** DATA follows **
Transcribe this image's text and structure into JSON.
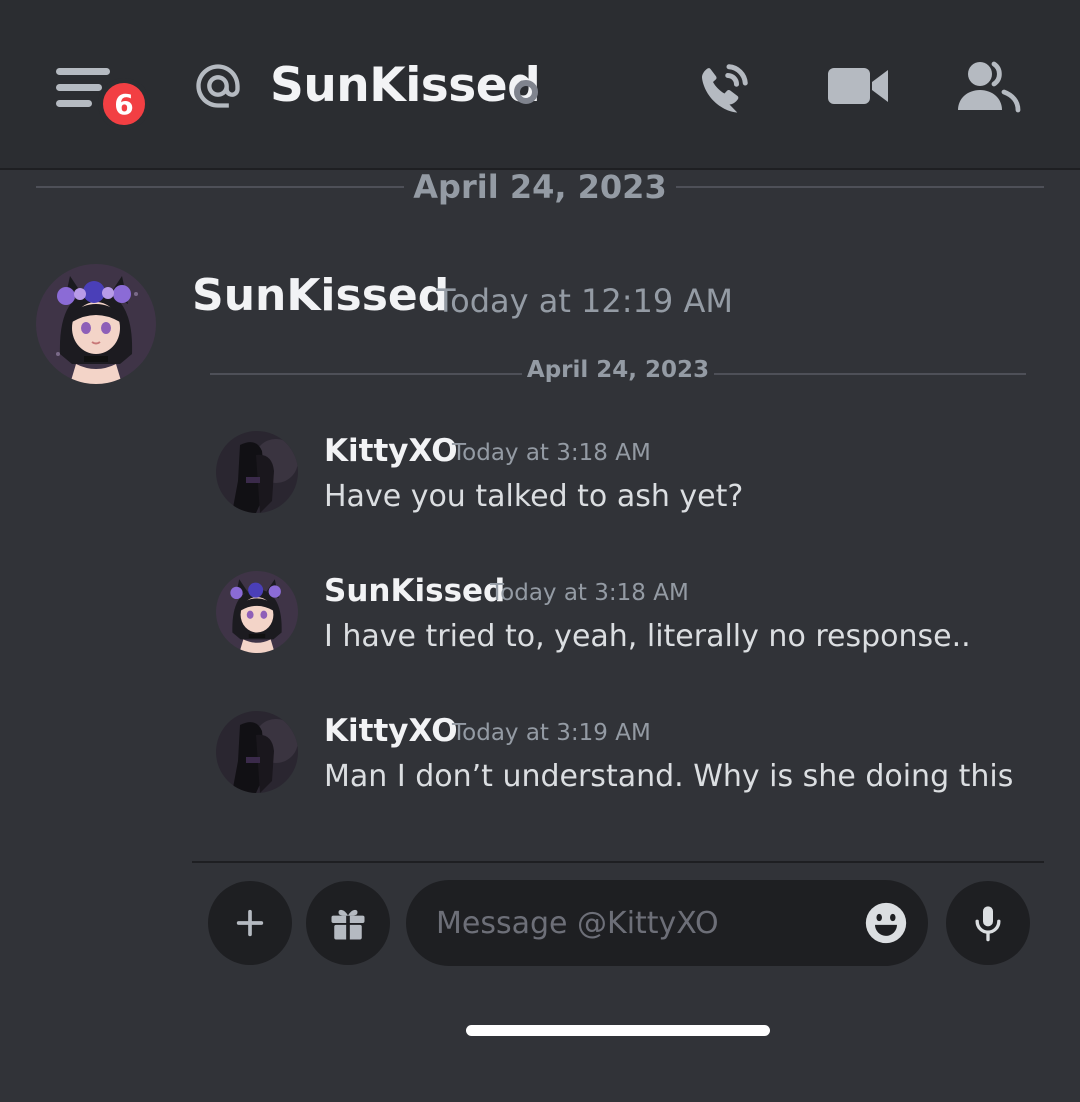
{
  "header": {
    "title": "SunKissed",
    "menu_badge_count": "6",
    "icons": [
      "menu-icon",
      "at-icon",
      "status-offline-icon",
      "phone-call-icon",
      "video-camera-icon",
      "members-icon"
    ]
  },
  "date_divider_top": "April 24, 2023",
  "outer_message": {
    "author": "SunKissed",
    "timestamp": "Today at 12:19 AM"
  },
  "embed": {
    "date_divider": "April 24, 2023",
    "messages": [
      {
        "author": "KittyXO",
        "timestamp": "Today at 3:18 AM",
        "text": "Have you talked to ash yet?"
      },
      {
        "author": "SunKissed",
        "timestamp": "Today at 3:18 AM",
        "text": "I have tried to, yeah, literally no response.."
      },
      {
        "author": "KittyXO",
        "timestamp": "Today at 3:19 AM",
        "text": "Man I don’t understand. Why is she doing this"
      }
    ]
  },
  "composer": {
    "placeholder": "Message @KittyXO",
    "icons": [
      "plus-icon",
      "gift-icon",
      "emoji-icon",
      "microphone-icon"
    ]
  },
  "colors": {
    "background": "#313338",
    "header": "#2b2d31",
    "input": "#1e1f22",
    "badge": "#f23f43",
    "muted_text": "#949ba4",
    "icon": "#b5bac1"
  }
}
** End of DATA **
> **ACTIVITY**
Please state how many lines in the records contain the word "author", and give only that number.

> **TASK RESULT**
4